Collected data:
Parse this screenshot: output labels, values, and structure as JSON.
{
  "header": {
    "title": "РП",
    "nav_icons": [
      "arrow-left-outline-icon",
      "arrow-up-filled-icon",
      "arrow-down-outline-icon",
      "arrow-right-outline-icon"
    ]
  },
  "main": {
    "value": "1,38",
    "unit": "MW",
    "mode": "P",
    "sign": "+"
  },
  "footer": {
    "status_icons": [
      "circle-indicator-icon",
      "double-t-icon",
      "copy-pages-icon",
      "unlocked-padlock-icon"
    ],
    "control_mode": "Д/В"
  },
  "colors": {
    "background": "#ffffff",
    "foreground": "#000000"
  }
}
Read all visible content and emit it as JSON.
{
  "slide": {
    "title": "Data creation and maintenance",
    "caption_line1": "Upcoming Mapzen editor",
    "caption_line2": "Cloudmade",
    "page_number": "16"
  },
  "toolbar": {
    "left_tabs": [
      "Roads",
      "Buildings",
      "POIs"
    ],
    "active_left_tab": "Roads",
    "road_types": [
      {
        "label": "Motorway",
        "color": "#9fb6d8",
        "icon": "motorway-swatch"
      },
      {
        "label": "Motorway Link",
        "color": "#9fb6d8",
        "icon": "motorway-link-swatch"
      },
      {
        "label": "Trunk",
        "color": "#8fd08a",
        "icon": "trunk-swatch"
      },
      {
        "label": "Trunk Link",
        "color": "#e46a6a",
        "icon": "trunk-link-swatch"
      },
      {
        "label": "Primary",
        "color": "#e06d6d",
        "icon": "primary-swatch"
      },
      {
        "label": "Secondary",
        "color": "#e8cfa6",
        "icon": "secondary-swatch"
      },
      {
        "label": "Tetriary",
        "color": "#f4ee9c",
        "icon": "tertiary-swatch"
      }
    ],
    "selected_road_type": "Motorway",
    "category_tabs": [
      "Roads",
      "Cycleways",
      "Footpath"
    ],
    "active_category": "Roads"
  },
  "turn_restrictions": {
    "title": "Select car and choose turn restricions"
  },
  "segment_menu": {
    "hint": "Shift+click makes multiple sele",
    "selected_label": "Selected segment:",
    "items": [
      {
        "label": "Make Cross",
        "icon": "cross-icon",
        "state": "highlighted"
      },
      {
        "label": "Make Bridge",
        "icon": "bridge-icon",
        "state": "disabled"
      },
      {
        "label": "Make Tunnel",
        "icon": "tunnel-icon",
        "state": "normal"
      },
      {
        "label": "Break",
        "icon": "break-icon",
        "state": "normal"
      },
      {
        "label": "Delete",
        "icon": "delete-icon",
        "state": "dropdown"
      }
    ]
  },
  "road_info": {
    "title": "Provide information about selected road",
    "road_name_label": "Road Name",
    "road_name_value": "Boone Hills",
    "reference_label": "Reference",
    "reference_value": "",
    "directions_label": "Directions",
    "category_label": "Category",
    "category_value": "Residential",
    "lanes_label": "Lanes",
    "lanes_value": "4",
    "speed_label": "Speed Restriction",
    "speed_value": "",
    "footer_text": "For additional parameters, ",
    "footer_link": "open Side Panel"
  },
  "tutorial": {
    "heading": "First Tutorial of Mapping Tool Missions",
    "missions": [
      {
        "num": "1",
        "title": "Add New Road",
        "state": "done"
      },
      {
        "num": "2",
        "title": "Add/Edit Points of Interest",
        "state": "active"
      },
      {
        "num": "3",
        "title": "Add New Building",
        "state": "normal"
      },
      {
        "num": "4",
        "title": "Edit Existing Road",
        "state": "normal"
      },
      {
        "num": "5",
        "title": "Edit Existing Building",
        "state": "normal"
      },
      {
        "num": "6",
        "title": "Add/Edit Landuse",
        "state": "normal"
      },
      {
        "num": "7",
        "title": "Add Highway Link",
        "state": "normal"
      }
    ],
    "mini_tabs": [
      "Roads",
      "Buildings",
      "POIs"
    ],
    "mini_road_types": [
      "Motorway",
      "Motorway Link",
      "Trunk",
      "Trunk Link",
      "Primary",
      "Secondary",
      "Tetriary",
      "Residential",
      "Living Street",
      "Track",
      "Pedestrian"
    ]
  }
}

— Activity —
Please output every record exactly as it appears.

— Answer space —
Parse this screenshot: output labels, values, and structure as JSON.
{
  "header": {
    "title": "РП",
    "nav_icons": [
      "arrow-left-outline-icon",
      "arrow-up-filled-icon",
      "arrow-down-outline-icon",
      "arrow-right-outline-icon"
    ]
  },
  "main": {
    "value": "1,38",
    "unit": "MW",
    "mode": "P",
    "sign": "+"
  },
  "footer": {
    "status_icons": [
      "circle-indicator-icon",
      "double-t-icon",
      "copy-pages-icon",
      "unlocked-padlock-icon"
    ],
    "control_mode": "Д/В"
  },
  "colors": {
    "background": "#ffffff",
    "foreground": "#000000"
  }
}
Read all visible content and emit it as JSON.
{
  "slide": {
    "title": "Data creation and maintenance",
    "caption_line1": "Upcoming Mapzen editor",
    "caption_line2": "Cloudmade",
    "page_number": "16"
  },
  "toolbar": {
    "left_tabs": [
      "Roads",
      "Buildings",
      "POIs"
    ],
    "active_left_tab": "Roads",
    "road_types": [
      {
        "label": "Motorway",
        "color": "#9fb6d8",
        "icon": "motorway-swatch"
      },
      {
        "label": "Motorway Link",
        "color": "#9fb6d8",
        "icon": "motorway-link-swatch"
      },
      {
        "label": "Trunk",
        "color": "#8fd08a",
        "icon": "trunk-swatch"
      },
      {
        "label": "Trunk Link",
        "color": "#e46a6a",
        "icon": "trunk-link-swatch"
      },
      {
        "label": "Primary",
        "color": "#e06d6d",
        "icon": "primary-swatch"
      },
      {
        "label": "Secondary",
        "color": "#e8cfa6",
        "icon": "secondary-swatch"
      },
      {
        "label": "Tetriary",
        "color": "#f4ee9c",
        "icon": "tertiary-swatch"
      }
    ],
    "selected_road_type": "Motorway",
    "category_tabs": [
      "Roads",
      "Cycleways",
      "Footpath"
    ],
    "active_category": "Roads"
  },
  "turn_restrictions": {
    "title": "Select car and choose turn restricions"
  },
  "segment_menu": {
    "hint": "Shift+click makes multiple sele",
    "selected_label": "Selected segment:",
    "items": [
      {
        "label": "Make Cross",
        "icon": "cross-icon",
        "state": "highlighted"
      },
      {
        "label": "Make Bridge",
        "icon": "bridge-icon",
        "state": "disabled"
      },
      {
        "label": "Make Tunnel",
        "icon": "tunnel-icon",
        "state": "normal"
      },
      {
        "label": "Break",
        "icon": "break-icon",
        "state": "normal"
      },
      {
        "label": "Delete",
        "icon": "delete-icon",
        "state": "dropdown"
      }
    ]
  },
  "road_info": {
    "title": "Provide information about selected road",
    "road_name_label": "Road Name",
    "road_name_value": "Boone Hills",
    "reference_label": "Reference",
    "reference_value": "",
    "directions_label": "Directions",
    "category_label": "Category",
    "category_value": "Residential",
    "lanes_label": "Lanes",
    "lanes_value": "4",
    "speed_label": "Speed Restriction",
    "speed_value": "",
    "footer_text": "For additional parameters, ",
    "footer_link": "open Side Panel"
  },
  "tutorial": {
    "heading": "First Tutorial of Mapping Tool Missions",
    "missions": [
      {
        "num": "1",
        "title": "Add New Road",
        "state": "done"
      },
      {
        "num": "2",
        "title": "Add/Edit Points of Interest",
        "state": "active"
      },
      {
        "num": "3",
        "title": "Add New Building",
        "state": "normal"
      },
      {
        "num": "4",
        "title": "Edit Existing Road",
        "state": "normal"
      },
      {
        "num": "5",
        "title": "Edit Existing Building",
        "state": "normal"
      },
      {
        "num": "6",
        "title": "Add/Edit Landuse",
        "state": "normal"
      },
      {
        "num": "7",
        "title": "Add Highway Link",
        "state": "normal"
      }
    ],
    "mini_tabs": [
      "Roads",
      "Buildings",
      "POIs"
    ],
    "mini_road_types": [
      "Motorway",
      "Motorway Link",
      "Trunk",
      "Trunk Link",
      "Primary",
      "Secondary",
      "Tetriary",
      "Residential",
      "Living Street",
      "Track",
      "Pedestrian"
    ]
  }
}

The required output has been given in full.